These best practices are based on the real-world experience of our customers. Reach out to us at @AWSCloudFormer to let us know your feedback on these best practices and additional best practices that you may want to share.

 

— Chetan Dandekar, Senior Product Manager, Amazon Web Services.

 

Tracking the Cost of Your AWS CloudFormation Stack

Post Syndicated from Elliot Yamaguchi original http://blogs.aws.amazon.com/application-management/post/TxU37HX5POUOBY/Tracking-the-Cost-of-Your-AWS-CloudFormation-Stack

With cost allocation tagging and the AWS Cost Explorer, you can see the cost of operating each of your AWS CloudFormation stacks.

Here’s how it works.  AWS CloudFormation automatically tags each stack resource. For example, if you have a stack that creates an Amazon EC2 instance, AWS CloudFormation automatically tags the instance with the following key-value pairs:

aws:cloudformation:stack-name

The name of the stack, such as myTestStack.

aws:cloudformation:stack-id

The full stack ID, such as arn:aws:cloudformation:us-east-1:123456789012:stack/myTestStack/2ac98f30-5bdd-11e4-949b-50fa5262a838.

aws:cloudformation:logical-id

The logical ID of a resource that is defined in the stack template, such as myInstance.

To obtain the costs by stack, all you do is set up a billing report to include the AWS CloudFormation tags. Then you can filter your report in the AWS Cost Explorer to see the costs of items tagged with a specific stack name, stack ID, or logical ID. With Cost Explorer, you can see the costs associated with one or more stacks or view how much of a stack’s cost is from a particular service, such as Amazon EC2 or Amazon RDS.

Note: Before you can use the AWS billing tools, you need the permissions that are described in the Billing and Cost Management Permissions Reference.

Configuring billing reports

Go to billing preferences.

Select Receive Billing Reports, and specify an existing Amazon S3 bucket to store your billing reports.
receive billing reports screenshot

Click Verify to ensure that your bucket exists and has the required permissions.
You can use the AWS sample bucket policy to set the appropriate permissions. Copy and paste the sample policy into your bucket’s policy.

Select the Detailed billing report with resources and tags, and then click Save preferences.

With this report, you can view a detailed bill with the report tags that you have included.

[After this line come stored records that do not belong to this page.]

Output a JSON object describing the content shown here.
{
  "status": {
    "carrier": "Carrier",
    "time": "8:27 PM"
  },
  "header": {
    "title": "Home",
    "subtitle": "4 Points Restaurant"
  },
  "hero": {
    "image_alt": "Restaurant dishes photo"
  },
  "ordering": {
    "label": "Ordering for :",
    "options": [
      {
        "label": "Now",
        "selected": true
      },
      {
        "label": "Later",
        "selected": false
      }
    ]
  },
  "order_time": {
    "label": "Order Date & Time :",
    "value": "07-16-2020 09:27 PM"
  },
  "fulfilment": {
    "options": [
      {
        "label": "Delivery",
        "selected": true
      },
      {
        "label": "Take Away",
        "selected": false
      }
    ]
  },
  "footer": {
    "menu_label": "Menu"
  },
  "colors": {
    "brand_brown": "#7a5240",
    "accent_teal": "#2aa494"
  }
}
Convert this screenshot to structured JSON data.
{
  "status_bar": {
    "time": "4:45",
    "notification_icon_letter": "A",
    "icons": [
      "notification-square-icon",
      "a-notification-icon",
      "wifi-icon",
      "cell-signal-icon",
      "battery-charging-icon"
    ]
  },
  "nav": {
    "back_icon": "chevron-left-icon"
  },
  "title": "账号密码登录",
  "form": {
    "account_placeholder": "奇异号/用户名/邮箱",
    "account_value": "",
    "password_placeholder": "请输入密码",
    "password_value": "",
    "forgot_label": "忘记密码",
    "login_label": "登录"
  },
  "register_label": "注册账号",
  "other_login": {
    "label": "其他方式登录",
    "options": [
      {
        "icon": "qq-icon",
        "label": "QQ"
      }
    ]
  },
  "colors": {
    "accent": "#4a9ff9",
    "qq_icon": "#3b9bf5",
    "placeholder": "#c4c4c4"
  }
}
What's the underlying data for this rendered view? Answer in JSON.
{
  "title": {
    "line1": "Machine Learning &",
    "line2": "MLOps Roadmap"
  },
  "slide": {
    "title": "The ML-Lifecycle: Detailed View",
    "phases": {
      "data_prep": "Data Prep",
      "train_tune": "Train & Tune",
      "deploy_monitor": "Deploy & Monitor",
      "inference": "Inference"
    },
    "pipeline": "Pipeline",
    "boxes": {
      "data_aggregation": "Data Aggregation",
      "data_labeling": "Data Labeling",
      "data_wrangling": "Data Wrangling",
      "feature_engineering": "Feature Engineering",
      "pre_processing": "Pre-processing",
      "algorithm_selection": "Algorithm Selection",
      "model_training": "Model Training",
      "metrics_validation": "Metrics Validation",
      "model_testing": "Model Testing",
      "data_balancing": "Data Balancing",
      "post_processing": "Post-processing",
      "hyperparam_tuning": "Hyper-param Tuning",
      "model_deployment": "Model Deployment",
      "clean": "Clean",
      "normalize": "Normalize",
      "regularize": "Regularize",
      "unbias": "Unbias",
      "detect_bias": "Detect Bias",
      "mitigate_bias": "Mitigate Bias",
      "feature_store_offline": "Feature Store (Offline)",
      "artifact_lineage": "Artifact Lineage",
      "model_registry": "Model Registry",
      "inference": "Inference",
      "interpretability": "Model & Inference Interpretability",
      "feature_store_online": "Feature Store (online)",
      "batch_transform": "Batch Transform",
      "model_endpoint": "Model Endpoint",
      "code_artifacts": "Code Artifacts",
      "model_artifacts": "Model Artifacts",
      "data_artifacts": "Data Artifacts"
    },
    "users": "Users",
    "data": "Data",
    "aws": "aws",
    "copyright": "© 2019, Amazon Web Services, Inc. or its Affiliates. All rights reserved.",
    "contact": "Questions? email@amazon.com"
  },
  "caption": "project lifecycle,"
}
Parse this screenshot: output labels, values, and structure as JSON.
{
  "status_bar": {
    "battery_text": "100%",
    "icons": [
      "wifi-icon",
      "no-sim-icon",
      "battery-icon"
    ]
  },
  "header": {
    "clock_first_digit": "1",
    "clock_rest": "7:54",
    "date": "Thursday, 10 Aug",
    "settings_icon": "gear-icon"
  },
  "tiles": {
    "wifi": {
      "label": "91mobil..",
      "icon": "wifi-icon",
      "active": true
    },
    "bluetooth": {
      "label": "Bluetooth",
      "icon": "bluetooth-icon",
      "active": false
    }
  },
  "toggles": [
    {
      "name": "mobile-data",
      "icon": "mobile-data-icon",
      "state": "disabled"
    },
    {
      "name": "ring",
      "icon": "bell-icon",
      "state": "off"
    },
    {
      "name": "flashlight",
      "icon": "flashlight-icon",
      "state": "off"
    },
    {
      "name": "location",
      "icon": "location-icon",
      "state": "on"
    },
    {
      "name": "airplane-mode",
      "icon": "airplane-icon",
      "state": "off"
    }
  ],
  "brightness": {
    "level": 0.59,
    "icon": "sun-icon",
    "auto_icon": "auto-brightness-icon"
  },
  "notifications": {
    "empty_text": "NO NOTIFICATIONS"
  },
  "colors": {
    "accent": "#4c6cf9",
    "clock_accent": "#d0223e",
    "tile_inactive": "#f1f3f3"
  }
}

Later, you will add AWS CloudFormation tags so that you can view costs for each AWS CloudFormation stack.

Note: The current month’s data will be available for viewing in about 24 hours.

 

Configuring cost allocation tags

Under the Report section, click Manage report tags.

Select the AWS CloudFormation tags and then click Save.

Your billing report will now include three additional columns for each AWS CloudFormation tag. For example, if you created a stack named myTestStack, all resources in that stack will have the value myTestStack for the aws:cloudformation:stack-name column.

Analyzing costs in Cost Explorer

From your billing dashboard, click Cost Explorer and then click Launch Cost Explorer.
Note: If you just enabled reporting, data will be available for viewing in about 24 hours.

Select the Tags filter to view billing information about a particular stack or resource.

Select an AWS CloudFormation tag key to refine the filter.

Select the aws:cloudformation:stack-id or stack-name tag to view information about a particular stack.

Select the aws:cloudformation:logical-id tag to view information about a specific resource

Select one or more values for the tag key that you selected, and then click Apply.
Cost Explorer displays billing information for your selected stacks or resources. For example, the following graph shows Amazon EC2 and Amazon RDS costs for a particular stack.

With these few simple steps, you can start analyzing the costs of your stacks and resources. Also, to help you estimate costs before you create a stack, you can use the AWS Simple Monthly Calculator. When you use the AWS CloudFormation console to create a stack, the create stack wizard provides a link to the calculator.